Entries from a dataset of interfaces
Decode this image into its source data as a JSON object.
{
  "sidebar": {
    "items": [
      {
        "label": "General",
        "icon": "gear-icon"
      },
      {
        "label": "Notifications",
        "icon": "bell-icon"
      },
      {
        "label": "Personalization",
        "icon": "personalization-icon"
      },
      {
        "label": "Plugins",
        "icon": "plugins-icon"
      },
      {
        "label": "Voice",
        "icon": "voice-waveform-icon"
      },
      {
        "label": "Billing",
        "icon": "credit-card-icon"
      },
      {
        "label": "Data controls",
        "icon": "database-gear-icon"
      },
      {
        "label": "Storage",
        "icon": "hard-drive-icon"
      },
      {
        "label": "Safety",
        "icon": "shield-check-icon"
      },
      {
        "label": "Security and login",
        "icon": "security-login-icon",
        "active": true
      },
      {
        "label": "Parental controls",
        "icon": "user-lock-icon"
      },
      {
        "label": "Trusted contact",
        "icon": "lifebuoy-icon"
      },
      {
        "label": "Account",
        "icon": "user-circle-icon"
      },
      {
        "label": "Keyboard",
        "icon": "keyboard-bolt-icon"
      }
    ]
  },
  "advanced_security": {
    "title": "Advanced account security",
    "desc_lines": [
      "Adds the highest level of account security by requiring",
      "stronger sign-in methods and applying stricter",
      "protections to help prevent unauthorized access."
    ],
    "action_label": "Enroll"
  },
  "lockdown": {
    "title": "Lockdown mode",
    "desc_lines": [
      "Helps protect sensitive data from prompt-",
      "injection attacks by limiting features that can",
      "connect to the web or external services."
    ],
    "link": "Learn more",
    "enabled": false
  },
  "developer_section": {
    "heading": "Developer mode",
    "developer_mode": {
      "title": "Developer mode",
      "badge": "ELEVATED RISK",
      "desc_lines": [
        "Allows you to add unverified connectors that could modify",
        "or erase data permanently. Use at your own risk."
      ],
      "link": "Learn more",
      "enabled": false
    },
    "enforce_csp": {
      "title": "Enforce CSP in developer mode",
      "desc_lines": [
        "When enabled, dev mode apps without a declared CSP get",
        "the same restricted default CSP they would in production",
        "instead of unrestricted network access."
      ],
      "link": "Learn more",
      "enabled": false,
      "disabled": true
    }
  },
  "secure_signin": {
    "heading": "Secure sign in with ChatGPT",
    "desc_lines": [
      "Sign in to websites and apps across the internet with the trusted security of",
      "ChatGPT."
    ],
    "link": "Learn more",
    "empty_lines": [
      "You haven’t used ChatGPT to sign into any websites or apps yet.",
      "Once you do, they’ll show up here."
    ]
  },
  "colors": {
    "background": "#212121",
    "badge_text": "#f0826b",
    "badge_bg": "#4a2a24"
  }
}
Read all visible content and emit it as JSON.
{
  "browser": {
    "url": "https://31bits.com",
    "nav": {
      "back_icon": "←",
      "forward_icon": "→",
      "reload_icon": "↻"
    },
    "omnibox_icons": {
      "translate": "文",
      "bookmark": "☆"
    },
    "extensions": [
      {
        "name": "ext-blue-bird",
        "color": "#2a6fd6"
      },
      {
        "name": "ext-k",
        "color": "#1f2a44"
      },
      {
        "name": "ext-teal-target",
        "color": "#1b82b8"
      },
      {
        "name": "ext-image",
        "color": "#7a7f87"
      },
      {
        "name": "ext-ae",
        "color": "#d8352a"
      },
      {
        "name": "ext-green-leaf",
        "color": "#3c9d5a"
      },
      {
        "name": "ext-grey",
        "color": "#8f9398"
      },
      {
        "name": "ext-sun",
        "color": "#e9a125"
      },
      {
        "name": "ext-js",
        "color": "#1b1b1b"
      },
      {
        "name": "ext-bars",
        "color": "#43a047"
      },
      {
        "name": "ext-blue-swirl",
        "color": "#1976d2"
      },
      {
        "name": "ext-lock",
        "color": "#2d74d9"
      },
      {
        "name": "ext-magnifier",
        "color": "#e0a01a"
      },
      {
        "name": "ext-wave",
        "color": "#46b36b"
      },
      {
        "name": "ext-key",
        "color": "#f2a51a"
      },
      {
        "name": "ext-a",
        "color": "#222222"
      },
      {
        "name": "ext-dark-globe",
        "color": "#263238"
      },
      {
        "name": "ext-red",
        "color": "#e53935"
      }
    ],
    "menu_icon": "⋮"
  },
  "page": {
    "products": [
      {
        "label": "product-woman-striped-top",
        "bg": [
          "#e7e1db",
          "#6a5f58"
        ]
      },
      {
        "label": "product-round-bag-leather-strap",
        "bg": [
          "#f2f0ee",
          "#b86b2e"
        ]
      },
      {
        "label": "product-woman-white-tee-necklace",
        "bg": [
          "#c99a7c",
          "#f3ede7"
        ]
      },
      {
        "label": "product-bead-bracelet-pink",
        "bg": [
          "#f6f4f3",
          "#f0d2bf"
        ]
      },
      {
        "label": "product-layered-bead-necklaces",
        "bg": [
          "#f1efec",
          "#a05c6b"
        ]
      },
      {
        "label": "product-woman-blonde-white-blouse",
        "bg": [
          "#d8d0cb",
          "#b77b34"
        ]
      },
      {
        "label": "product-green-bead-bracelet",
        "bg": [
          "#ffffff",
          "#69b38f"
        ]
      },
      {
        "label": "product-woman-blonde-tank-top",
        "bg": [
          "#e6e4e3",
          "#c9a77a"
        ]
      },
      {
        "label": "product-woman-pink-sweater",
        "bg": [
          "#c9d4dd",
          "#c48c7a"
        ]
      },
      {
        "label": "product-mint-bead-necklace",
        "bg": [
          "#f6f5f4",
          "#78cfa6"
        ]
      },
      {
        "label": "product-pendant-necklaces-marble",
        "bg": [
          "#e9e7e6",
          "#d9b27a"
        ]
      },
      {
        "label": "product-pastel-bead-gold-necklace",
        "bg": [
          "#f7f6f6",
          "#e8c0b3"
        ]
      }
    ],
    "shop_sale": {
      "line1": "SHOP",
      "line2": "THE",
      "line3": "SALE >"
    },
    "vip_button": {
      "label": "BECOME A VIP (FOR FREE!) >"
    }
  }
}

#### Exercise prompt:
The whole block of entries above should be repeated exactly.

#### Exercise output:
Decode this image into its source data as a JSON object.
{
  "sidebar": {
    "items": [
      {
        "label": "General",
        "icon": "gear-icon"
      },
      {
        "label": "Notifications",
        "icon": "bell-icon"
      },
      {
        "label": "Personalization",
        "icon": "personalization-icon"
      },
      {
        "label": "Plugins",
        "icon": "plugins-icon"
      },
      {
        "label": "Voice",
        "icon": "voice-waveform-icon"
      },
      {
        "label": "Billing",
        "icon": "credit-card-icon"
      },
      {
        "label": "Data controls",
        "icon": "database-gear-icon"
      },
      {
        "label": "Storage",
        "icon": "hard-drive-icon"
      },
      {
        "label": "Safety",
        "icon": "shield-check-icon"
      },
      {
        "label": "Security and login",
        "icon": "security-login-icon",
        "active": true
      },
      {
        "label": "Parental controls",
        "icon": "user-lock-icon"
      },
      {
        "label": "Trusted contact",
        "icon": "lifebuoy-icon"
      },
      {
        "label": "Account",
        "icon": "user-circle-icon"
      },
      {
        "label": "Keyboard",
        "icon": "keyboard-bolt-icon"
      }
    ]
  },
  "advanced_security": {
    "title": "Advanced account security",
    "desc_lines": [
      "Adds the highest level of account security by requiring",
      "stronger sign-in methods and applying stricter",
      "protections to help prevent unauthorized access."
    ],
    "action_label": "Enroll"
  },
  "lockdown": {
    "title": "Lockdown mode",
    "desc_lines": [
      "Helps protect sensitive data from prompt-",
      "injection attacks by limiting features that can",
      "connect to the web or external services."
    ],
    "link": "Learn more",
    "enabled": false
  },
  "developer_section": {
    "heading": "Developer mode",
    "developer_mode": {
      "title": "Developer mode",
      "badge": "ELEVATED RISK",
      "desc_lines": [
        "Allows you to add unverified connectors that could modify",
        "or erase data permanently. Use at your own risk."
      ],
      "link": "Learn more",
      "enabled": false
    },
    "enforce_csp": {
      "title": "Enforce CSP in developer mode",
      "desc_lines": [
        "When enabled, dev mode apps without a declared CSP get",
        "the same restricted default CSP they would in production",
        "instead of unrestricted network access."
      ],
      "link": "Learn more",
      "enabled": false,
      "disabled": true
    }
  },
  "secure_signin": {
    "heading": "Secure sign in with ChatGPT",
    "desc_lines": [
      "Sign in to websites and apps across the internet with the trusted security of",
      "ChatGPT."
    ],
    "link": "Learn more",
    "empty_lines": [
      "You haven’t used ChatGPT to sign into any websites or apps yet.",
      "Once you do, they’ll show up here."
    ]
  },
  "colors": {
    "background": "#212121",
    "badge_text": "#f0826b",
    "badge_bg": "#4a2a24"
  }
}
Read all visible content and emit it as JSON.
{
  "browser": {
    "url": "https://31bits.com",
    "nav": {
      "back_icon": "←",
      "forward_icon": "→",
      "reload_icon": "↻"
    },
    "omnibox_icons": {
      "translate": "文",
      "bookmark": "☆"
    },
    "extensions": [
      {
        "name": "ext-blue-bird",
        "color": "#2a6fd6"
      },
      {
        "name": "ext-k",
        "color": "#1f2a44"
      },
      {
        "name": "ext-teal-target",
        "color": "#1b82b8"
      },
      {
        "name": "ext-image",
        "color": "#7a7f87"
      },
      {
        "name": "ext-ae",
        "color": "#d8352a"
      },
      {
        "name": "ext-green-leaf",
        "color": "#3c9d5a"
      },
      {
        "name": "ext-grey",
        "color": "#8f9398"
      },
      {
        "name": "ext-sun",
        "color": "#e9a125"
      },
      {
        "name": "ext-js",
        "color": "#1b1b1b"
      },
      {
        "name": "ext-bars",
        "color": "#43a047"
      },
      {
        "name": "ext-blue-swirl",
        "color": "#1976d2"
      },
      {
        "name": "ext-lock",
        "color": "#2d74d9"
      },
      {
        "name": "ext-magnifier",
        "color": "#e0a01a"
      },
      {
        "name": "ext-wave",
        "color": "#46b36b"
      },
      {
        "name": "ext-key",
        "color": "#f2a51a"
      },
      {
        "name": "ext-a",
        "color": "#222222"
      },
      {
        "name": "ext-dark-globe",
        "color": "#263238"
      },
      {
        "name": "ext-red",
        "color": "#e53935"
      }
    ],
    "menu_icon": "⋮"
  },
  "page": {
    "products": [
      {
        "label": "product-woman-striped-top",
        "bg": [
          "#e7e1db",
          "#6a5f58"
        ]
      },
      {
        "label": "product-round-bag-leather-strap",
        "bg": [
          "#f2f0ee",
          "#b86b2e"
        ]
      },
      {
        "label": "product-woman-white-tee-necklace",
        "bg": [
          "#c99a7c",
          "#f3ede7"
        ]
      },
      {
        "label": "product-bead-bracelet-pink",
        "bg": [
          "#f6f4f3",
          "#f0d2bf"
        ]
      },
      {
        "label": "product-layered-bead-necklaces",
        "bg": [
          "#f1efec",
          "#a05c6b"
        ]
      },
      {
        "label": "product-woman-blonde-white-blouse",
        "bg": [
          "#d8d0cb",
          "#b77b34"
        ]
      },
      {
        "label": "product-green-bead-bracelet",
        "bg": [
          "#ffffff",
          "#69b38f"
        ]
      },
      {
        "label": "product-woman-blonde-tank-top",
        "bg": [
          "#e6e4e3",
          "#c9a77a"
        ]
      },
      {
        "label": "product-woman-pink-sweater",
        "bg": [
          "#c9d4dd",
          "#c48c7a"
        ]
      },
      {
        "label": "product-mint-bead-necklace",
        "bg": [
          "#f6f5f4",
          "#78cfa6"
        ]
      },
      {
        "label": "product-pendant-necklaces-marble",
        "bg": [
          "#e9e7e6",
          "#d9b27a"
        ]
      },
      {
        "label": "product-pastel-bead-gold-necklace",
        "bg": [
          "#f7f6f6",
          "#e8c0b3"
        ]
      }
    ],
    "shop_sale": {
      "line1": "SHOP",
      "line2": "THE",
      "line3": "SALE >"
    },
    "vip_button": {
      "label": "BECOME A VIP (FOR FREE!) >"
    }
  }
}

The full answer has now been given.